Shangu said, “I do.”

Huitang said, “You see, I'm hiding nothing from you.”

At that moment Shangu was enlightened.

Two months later he visited Sixin Wuxin. Sixin greeted him and said, “I'll die and you'll die and we'll end up burnt into two heaps of ashes. At that time, where will we meet?”

Shangu tried to respond but couldn't come up with anything. Later, while on the road to Qiannan, he awoke from a nap and suddenly understood Sixin's intent. Thereafter he attained the samadhi of perfect freedom.

*Analects 7:23.



宗門葛藤集 Shūmon kattōshū
Gabalyodó indák
Fordította: Terebess Gábor

18. San-ku illatcserjéje

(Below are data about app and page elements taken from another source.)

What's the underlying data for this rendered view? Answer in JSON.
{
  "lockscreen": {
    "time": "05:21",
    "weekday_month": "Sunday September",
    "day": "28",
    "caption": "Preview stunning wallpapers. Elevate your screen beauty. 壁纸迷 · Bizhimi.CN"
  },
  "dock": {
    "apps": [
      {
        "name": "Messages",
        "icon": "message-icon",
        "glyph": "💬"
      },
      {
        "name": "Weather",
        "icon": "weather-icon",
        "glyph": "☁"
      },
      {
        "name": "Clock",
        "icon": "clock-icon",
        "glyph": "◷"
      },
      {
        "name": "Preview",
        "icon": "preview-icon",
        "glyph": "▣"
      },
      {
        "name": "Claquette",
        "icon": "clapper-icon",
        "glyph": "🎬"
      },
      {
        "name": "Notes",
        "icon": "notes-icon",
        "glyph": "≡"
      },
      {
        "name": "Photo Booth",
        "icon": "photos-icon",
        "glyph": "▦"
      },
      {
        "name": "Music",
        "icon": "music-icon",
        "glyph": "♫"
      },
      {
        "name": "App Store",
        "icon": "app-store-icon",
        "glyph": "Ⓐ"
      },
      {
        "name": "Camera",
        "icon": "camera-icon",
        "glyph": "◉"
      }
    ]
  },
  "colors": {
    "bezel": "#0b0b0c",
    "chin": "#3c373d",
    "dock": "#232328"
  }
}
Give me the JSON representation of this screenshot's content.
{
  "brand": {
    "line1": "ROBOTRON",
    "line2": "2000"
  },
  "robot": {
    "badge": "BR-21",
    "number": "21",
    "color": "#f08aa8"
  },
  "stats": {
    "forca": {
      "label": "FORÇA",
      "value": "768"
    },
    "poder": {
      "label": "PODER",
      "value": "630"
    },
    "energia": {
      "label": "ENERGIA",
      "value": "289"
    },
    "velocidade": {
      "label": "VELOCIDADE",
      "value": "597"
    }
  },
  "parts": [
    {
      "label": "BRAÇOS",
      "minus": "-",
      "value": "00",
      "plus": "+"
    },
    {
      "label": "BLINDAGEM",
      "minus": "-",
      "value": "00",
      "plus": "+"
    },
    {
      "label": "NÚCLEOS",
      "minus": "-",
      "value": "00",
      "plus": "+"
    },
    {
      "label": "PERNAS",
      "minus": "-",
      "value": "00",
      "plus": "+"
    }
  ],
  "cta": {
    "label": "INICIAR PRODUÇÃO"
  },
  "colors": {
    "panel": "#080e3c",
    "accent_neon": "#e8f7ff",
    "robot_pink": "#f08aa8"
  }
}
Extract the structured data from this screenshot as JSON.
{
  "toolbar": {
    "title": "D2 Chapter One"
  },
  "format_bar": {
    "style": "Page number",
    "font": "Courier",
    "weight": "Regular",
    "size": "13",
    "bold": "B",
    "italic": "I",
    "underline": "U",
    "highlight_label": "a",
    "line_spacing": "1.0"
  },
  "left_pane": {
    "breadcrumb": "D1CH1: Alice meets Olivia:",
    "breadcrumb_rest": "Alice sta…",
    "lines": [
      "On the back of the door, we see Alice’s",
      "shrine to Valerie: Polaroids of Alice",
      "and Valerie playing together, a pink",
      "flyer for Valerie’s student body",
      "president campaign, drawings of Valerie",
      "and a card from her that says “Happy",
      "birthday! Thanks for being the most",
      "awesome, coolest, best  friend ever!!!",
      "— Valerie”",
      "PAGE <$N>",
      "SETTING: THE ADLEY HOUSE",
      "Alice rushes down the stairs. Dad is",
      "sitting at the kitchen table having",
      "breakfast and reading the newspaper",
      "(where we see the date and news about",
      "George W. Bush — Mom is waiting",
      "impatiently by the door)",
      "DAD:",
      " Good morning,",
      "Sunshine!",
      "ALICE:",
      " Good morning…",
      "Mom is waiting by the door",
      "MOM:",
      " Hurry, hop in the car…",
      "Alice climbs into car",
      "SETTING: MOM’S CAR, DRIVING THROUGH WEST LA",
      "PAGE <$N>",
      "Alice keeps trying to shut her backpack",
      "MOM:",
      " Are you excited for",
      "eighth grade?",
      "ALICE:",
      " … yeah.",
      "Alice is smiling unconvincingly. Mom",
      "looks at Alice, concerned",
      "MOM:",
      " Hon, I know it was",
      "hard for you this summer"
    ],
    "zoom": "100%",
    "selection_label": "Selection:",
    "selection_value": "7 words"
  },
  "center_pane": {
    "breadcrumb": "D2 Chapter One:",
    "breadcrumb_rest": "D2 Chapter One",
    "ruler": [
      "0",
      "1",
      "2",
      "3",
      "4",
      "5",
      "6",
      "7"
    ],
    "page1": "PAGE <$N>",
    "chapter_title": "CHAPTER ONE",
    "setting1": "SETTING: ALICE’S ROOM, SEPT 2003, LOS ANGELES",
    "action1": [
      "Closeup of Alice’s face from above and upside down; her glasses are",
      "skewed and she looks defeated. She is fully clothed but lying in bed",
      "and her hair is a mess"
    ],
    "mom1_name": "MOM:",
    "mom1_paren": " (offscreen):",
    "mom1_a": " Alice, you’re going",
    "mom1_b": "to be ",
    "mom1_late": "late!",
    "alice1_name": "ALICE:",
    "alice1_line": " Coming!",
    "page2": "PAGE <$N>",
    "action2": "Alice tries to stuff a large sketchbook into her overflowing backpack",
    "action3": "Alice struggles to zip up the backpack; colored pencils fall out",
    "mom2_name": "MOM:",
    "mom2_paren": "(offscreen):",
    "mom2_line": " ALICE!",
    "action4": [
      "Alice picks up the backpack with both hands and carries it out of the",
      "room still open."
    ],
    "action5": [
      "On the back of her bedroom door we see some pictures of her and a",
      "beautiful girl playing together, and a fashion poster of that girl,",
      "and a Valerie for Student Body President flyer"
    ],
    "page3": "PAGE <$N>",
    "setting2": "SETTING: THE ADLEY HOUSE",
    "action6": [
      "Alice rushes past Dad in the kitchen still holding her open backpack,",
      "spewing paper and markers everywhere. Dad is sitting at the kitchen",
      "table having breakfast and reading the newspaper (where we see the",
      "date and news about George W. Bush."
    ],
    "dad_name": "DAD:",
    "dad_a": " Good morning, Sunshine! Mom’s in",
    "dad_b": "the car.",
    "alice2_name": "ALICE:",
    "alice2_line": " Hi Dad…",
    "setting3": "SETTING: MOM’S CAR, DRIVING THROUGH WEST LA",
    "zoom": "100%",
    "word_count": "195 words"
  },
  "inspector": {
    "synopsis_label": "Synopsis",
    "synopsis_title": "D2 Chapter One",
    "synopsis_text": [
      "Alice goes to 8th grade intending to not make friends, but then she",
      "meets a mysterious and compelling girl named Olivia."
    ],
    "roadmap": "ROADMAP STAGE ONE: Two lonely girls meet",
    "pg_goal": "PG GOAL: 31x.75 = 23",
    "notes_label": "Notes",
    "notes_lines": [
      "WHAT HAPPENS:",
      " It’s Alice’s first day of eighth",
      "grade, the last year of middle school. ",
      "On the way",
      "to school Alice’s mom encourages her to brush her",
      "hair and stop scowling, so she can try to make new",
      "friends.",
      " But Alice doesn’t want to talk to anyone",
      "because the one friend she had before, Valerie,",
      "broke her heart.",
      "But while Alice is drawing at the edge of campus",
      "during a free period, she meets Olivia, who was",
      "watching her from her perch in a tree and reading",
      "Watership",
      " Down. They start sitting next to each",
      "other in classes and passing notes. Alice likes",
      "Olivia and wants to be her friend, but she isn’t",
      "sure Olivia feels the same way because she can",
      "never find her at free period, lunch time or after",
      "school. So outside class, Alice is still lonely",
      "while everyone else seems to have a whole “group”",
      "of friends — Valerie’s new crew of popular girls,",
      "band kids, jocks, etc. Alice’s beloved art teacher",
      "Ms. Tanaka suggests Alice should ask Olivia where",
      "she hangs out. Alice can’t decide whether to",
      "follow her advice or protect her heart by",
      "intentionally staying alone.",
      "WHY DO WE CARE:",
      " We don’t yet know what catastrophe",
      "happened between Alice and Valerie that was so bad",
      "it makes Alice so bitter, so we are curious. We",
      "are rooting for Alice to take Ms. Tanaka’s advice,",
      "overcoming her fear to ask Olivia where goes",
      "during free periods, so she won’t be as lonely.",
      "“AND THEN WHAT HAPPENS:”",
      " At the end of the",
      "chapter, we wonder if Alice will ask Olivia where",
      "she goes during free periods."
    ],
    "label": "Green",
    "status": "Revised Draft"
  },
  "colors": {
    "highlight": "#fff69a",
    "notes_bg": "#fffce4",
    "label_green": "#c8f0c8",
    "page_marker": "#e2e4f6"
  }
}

Egy nap a költő San-ku1 meglátogatta Huj-tang Cu-hszin-t.2 Huj-tang azt mondta:  
– Ismered Konfuciusz3 mondását: „Azt hiszitek, barátaim, van valami titkom előttetek? Semmit sem titkolok előletek.” Ugyanez a helyzet a zen legfontosabb ügyében is. Érted, miről van szó?  
– Nem értem – válaszolta San-ku.  
Később Huj-tang és San-ku kirándultak a hegyekben, a levegőt betöltötte az virágzó illatcserje4 bódító aromája. Huj-tang azt kérdezte:  
– Érzed a virágok illatát?  
– Érzem – mondta San-ku.  
– Látod, nem titkolok előled semmit.  
Abban a pillanatban San-ku megvilágosult.

Két hónappal később meglátogatta Sze-hszin Vu-hszin-t.5 Sze-hszin üdvözlésül azt mondta:  
– Én is meghalok, te is meghalsz, végül két kupac hamu lesz belőlünk. Akkortájt hol találkozunk?  
San-ku próbált valami felelni, de semmi nem jutott az eszébe. Később a Csiennanba vezető út szélén, felocsudva álmából, megértette Sze-hszin szándékát. Ezután elérte a tökéletes szabadság szamádhiját.

1San-ku Tao-zsen / Shangu Daoren [Rōmaji: Sankoku Dōjin] 山谷道人 (1045–1105), Huang Ting-csien / Huang Tingjian [Rōmaji: Kō Teiken] 黃庭堅 költői álneve  
2Huj-tang Cu-hszin / Huitang Zuxin [Rōmaji: Kaidō Soshin] 晦堂祖心 (1025–1100)  
3Konfuciusz beszélgetései és mondásai, VII:23  
4illatcserje virága / muxihua [Rōmaji: mokuseika] 木犀花 (Osmanthus fragrans)  
5Sze-hszin Vu-hszin/ Sixin Wuxin [Rōmaji: Shishin Goshin] 死心悟新 (1044-1115)